It's an interesting experiment in emergent scheduling, although I'm not sure I'm 100% on board with Shirky's characterization of it or enthusiasm for it. He places this in the context of the debate that took place a couple of months ago about the creation of backchannels during conference presentations. The comment of his that stuck with me back then:

From my experience of professional conferences, almost all such meetings have the same characteristic the hallway conversations are better than the contents of the talks.

Well, yes, but....

Shirky's more recent post builds on this by considering "the conference form" in terms of "social loss," an argument ultimately in favor of moving the backchannel to the front. Now, I know that academic conferences (and the economy thereof) are much different from the kinds of professional conferences that he's speaking of, and perhaps some of my difference of opinion is rooted in that. But part of it is also rooted in the certainty that it's impossible to formalize the kinds of energy and value that Shirky sees in the "groupness" of such gatherings, and not just bc there's no way that the academic economy would bear it. In other words, there is some value to be had in the "excuse" of the formal conference--hallway conversations (and backchannels) derive a fair amount of their juice from the fact that they're not formal, front, and center.

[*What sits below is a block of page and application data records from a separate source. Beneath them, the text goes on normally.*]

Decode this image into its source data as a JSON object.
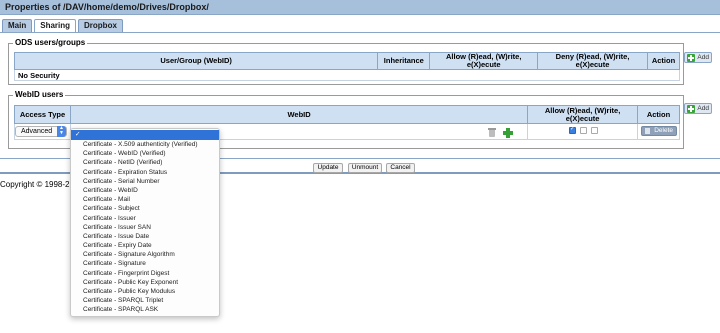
{
  "window": {
    "title": "Properties of /DAV/home/demo/Drives/Dropbox/"
  },
  "tabs": [
    {
      "label": "Main",
      "active": false
    },
    {
      "label": "Sharing",
      "active": true
    },
    {
      "label": "Dropbox",
      "active": false
    }
  ],
  "ods": {
    "legend": "ODS users/groups",
    "headers": {
      "user_group": "User/Group (WebID)",
      "inheritance": "Inheritance",
      "allow": "Allow (R)ead, (W)rite, e(X)ecute",
      "deny": "Deny (R)ead, (W)rite, e(X)ecute",
      "action": "Action"
    },
    "row_text": "No Security",
    "add_label": "Add"
  },
  "webid": {
    "legend": "WebID users",
    "headers": {
      "access_type": "Access Type",
      "webid": "WebID",
      "allow": "Allow (R)ead, (W)rite, e(X)ecute",
      "action": "Action"
    },
    "access_type_value": "Advanced",
    "allow_read": true,
    "allow_write": false,
    "allow_execute": false,
    "delete_label": "Delete",
    "add_label": "Add"
  },
  "buttons": {
    "update": "Update",
    "unmount": "Unmount",
    "cancel": "Cancel"
  },
  "copyright": "Copyright © 1998-2",
  "dropdown": {
    "selected_mark": "✓",
    "options": [
      "Certificate - X.509 authenticity (Verified)",
      "Certificate - WebID (Verified)",
      "Certificate - NetID (Verified)",
      "Certificate - Expiration Status",
      "Certificate - Serial Number",
      "Certificate - WebID",
      "Certificate - Mail",
      "Certificate - Subject",
      "Certificate - Issuer",
      "Certificate - Issuer SAN",
      "Certificate - Issue Date",
      "Certificate - Expiry Date",
      "Certificate - Signature Algorithm",
      "Certificate - Signature",
      "Certificate - Fingerprint Digest",
      "Certificate - Public Key Exponent",
      "Certificate - Public Key Modulus",
      "Certificate - SPARQL Triplet",
      "Certificate - SPARQL ASK"
    ]
  }
}
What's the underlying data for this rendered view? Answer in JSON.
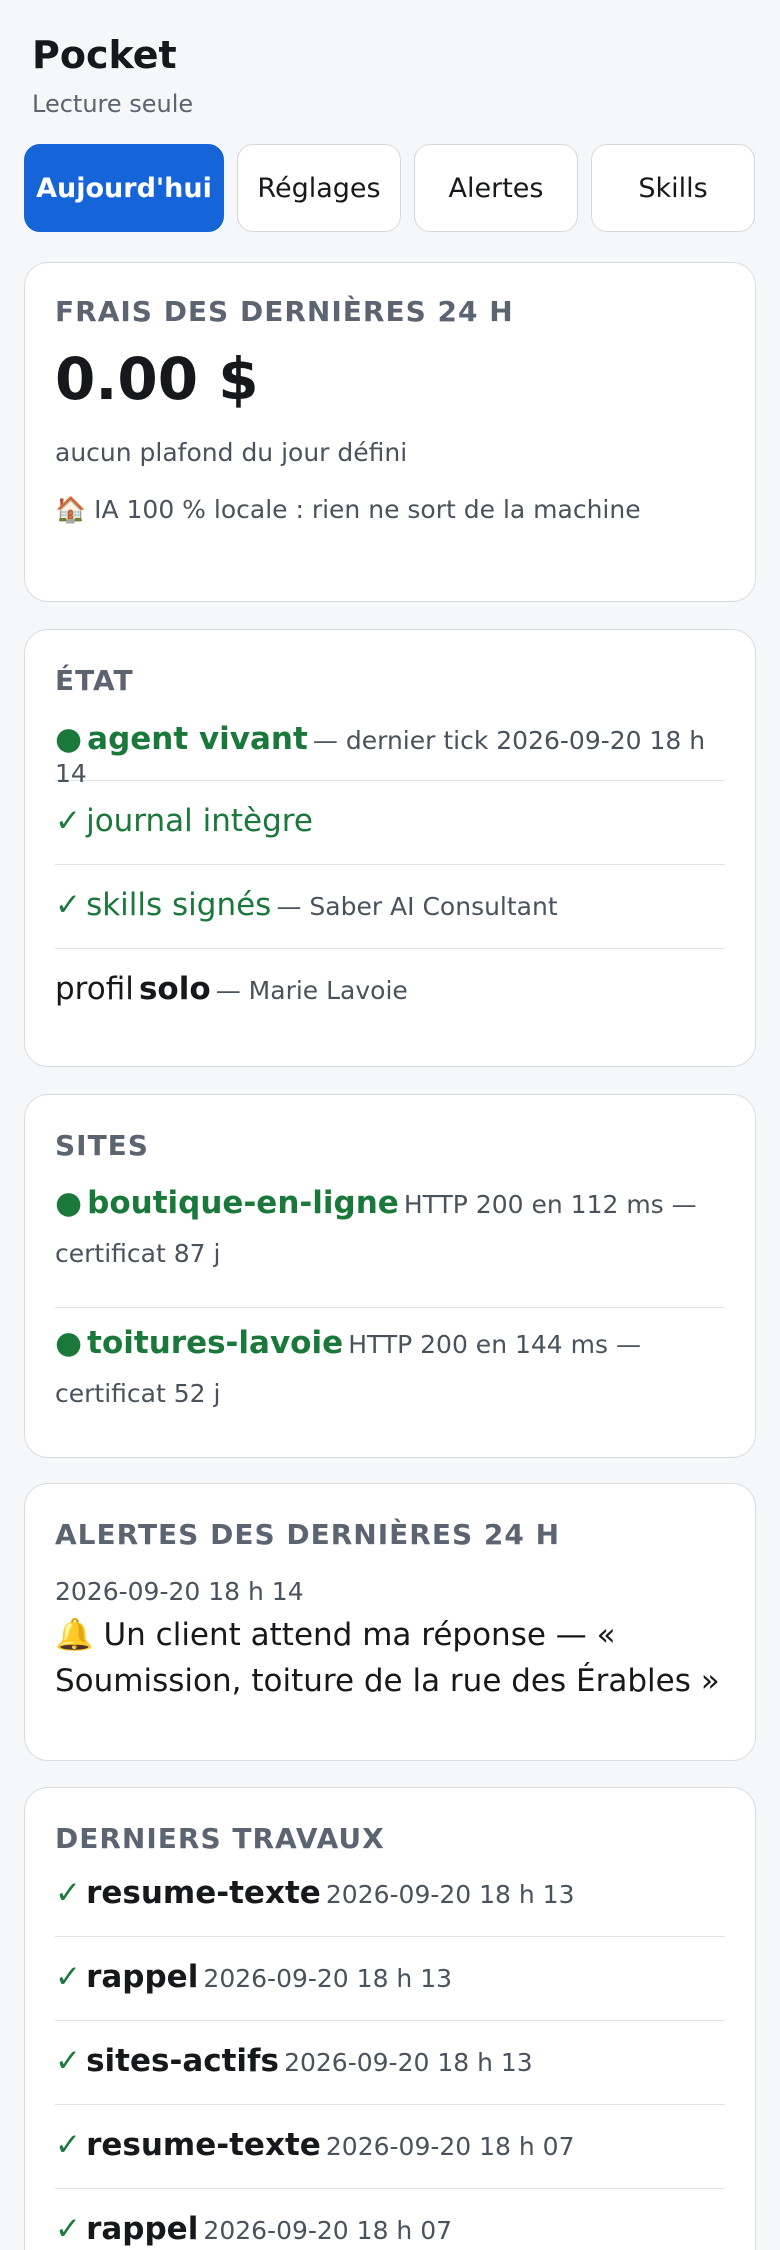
{
  "app": {
    "title": "Pocket",
    "subtitle": "Lecture seule"
  },
  "tabs": [
    {
      "label": "Aujourd'hui",
      "active": true
    },
    {
      "label": "Réglages",
      "active": false
    },
    {
      "label": "Alertes",
      "active": false
    },
    {
      "label": "Skills",
      "active": false
    }
  ],
  "fees": {
    "title": "FRAIS DES DERNIÈRES 24 H",
    "amount": "0.00 $",
    "note": "aucun plafond du jour défini",
    "local_icon": "🏠",
    "local_text": "IA 100 % locale : rien ne sort de la machine"
  },
  "status": {
    "title": "ÉTAT",
    "agent_bullet": "●",
    "agent_label": "agent vivant",
    "agent_detail": "— dernier tick 2026-09-20 18 h 14",
    "journal_check": "✓",
    "journal_label": "journal intègre",
    "skills_check": "✓",
    "skills_label": "skills signés",
    "skills_detail": "— Saber AI Consultant",
    "profile_prefix": "profil",
    "profile_value": "solo",
    "profile_detail": "— Marie Lavoie"
  },
  "sites": {
    "title": "SITES",
    "items": [
      {
        "bullet": "●",
        "name": "boutique-en-ligne",
        "detail": "HTTP 200 en 112 ms — certificat 87 j"
      },
      {
        "bullet": "●",
        "name": "toitures-lavoie",
        "detail": "HTTP 200 en 144 ms — certificat 52 j"
      }
    ]
  },
  "alerts": {
    "title": "ALERTES DES DERNIÈRES 24 H",
    "items": [
      {
        "time": "2026-09-20 18 h 14",
        "icon": "🔔",
        "text": "Un client attend ma réponse — « Soumission, toiture de la rue des Érables »"
      }
    ]
  },
  "jobs": {
    "title": "DERNIERS TRAVAUX",
    "items": [
      {
        "check": "✓",
        "name": "resume-texte",
        "time": "2026-09-20 18 h 13"
      },
      {
        "check": "✓",
        "name": "rappel",
        "time": "2026-09-20 18 h 13"
      },
      {
        "check": "✓",
        "name": "sites-actifs",
        "time": "2026-09-20 18 h 13"
      },
      {
        "check": "✓",
        "name": "resume-texte",
        "time": "2026-09-20 18 h 07"
      },
      {
        "check": "✓",
        "name": "rappel",
        "time": "2026-09-20 18 h 07"
      }
    ]
  },
  "colors": {
    "accent": "#1565d8",
    "ok_green": "#19783a",
    "muted_text": "#5b6470"
  }
}
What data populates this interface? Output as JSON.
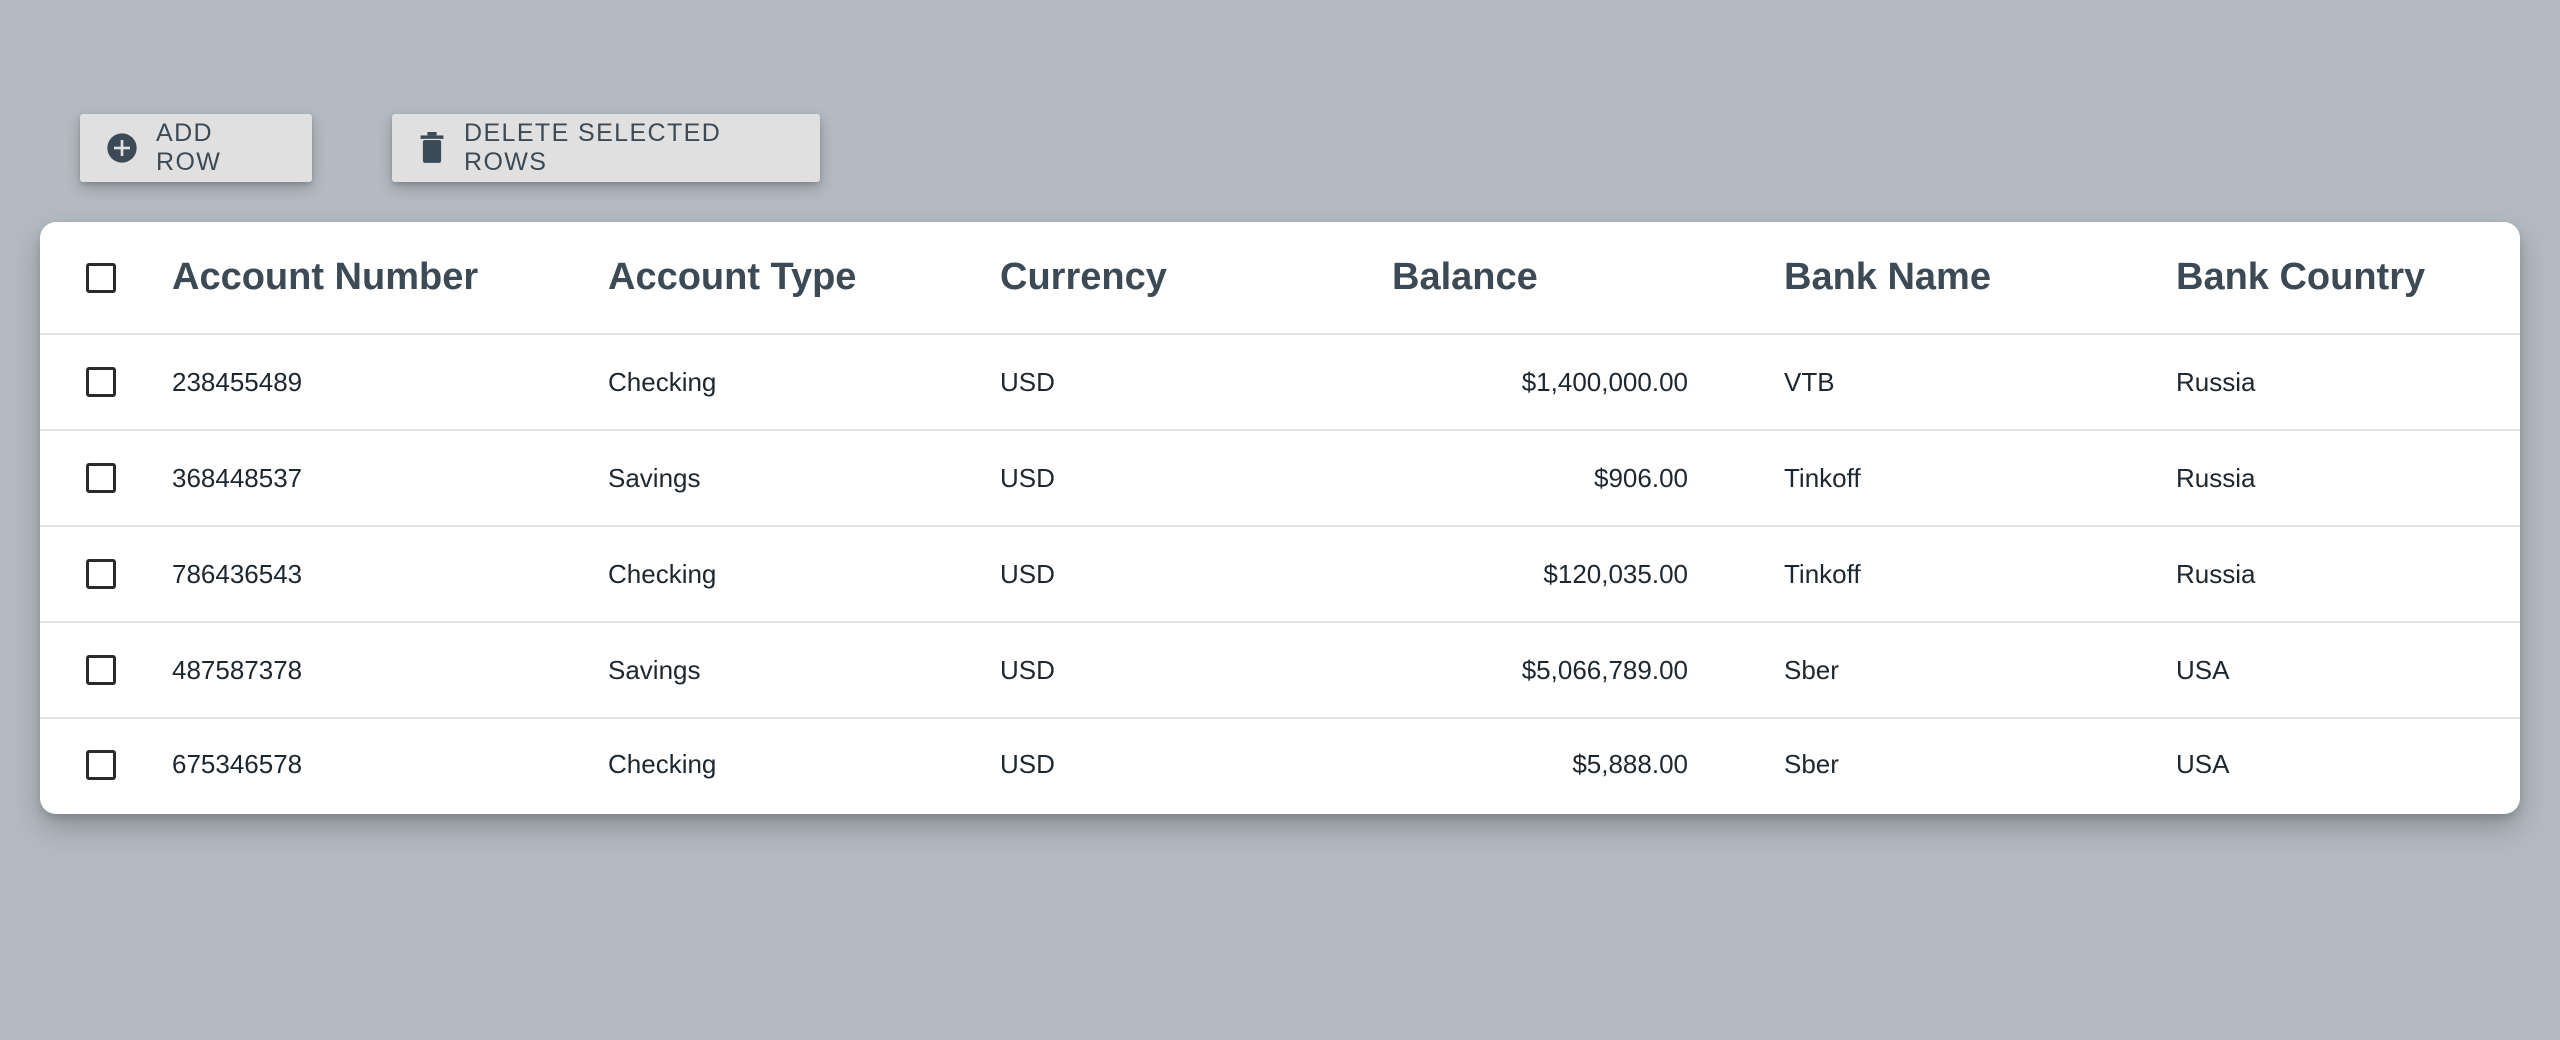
{
  "toolbar": {
    "add_row_label": "ADD ROW",
    "add_row_icon": "plus-circle-icon",
    "delete_rows_label": "DELETE SELECTED ROWS",
    "delete_rows_icon": "trash-icon"
  },
  "table": {
    "columns": [
      "Account Number",
      "Account Type",
      "Currency",
      "Balance",
      "Bank Name",
      "Bank Country"
    ],
    "rows": [
      {
        "account_number": "238455489",
        "account_type": "Checking",
        "currency": "USD",
        "balance": "$1,400,000.00",
        "bank_name": "VTB",
        "bank_country": "Russia"
      },
      {
        "account_number": "368448537",
        "account_type": "Savings",
        "currency": "USD",
        "balance": "$906.00",
        "bank_name": "Tinkoff",
        "bank_country": "Russia"
      },
      {
        "account_number": "786436543",
        "account_type": "Checking",
        "currency": "USD",
        "balance": "$120,035.00",
        "bank_name": "Tinkoff",
        "bank_country": "Russia"
      },
      {
        "account_number": "487587378",
        "account_type": "Savings",
        "currency": "USD",
        "balance": "$5,066,789.00",
        "bank_name": "Sber",
        "bank_country": "USA"
      },
      {
        "account_number": "675346578",
        "account_type": "Checking",
        "currency": "USD",
        "balance": "$5,888.00",
        "bank_name": "Sber",
        "bank_country": "USA"
      }
    ]
  },
  "colors": {
    "background": "#b3bac1",
    "button_bg": "#e0e0e0",
    "accent_text": "#3c4a56"
  }
}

Part of why I've been thinking about this is that Derek just blogged about Robert Brooke's 87 article about "underlife." While I don't remember the article as well as I thought I did, I do remember thinking that there's always a certain amount of underlife that's simply in excess. No matter how engaging a speaker/teacher, there are some who are slower, some who are faster, some who have to pose for their classmates/colleagues, etc. I'm not sure I'm ready to skip ahead to the point where I'd label that excess in terms of social loss, though, or see it as purely competitive with mainchannel activity. The idea that hallway conversations are better than plenaries is something I hear at almost every conference I've ever been to, and the few times I've seen attempts to abandon plenaries in favor of those conversation, they've failed miserably.

I've got other qualms as well, ones more clearly rooted in the difference between professional conferences and academic ones, but I'll leave off. First time I tried to talk about them, I spiralled out into the ether.

One more quick note, and that's every form of social loss Shirky mentions (with one exception) could easily be describing most classrooms. That's another thing that made me think about this...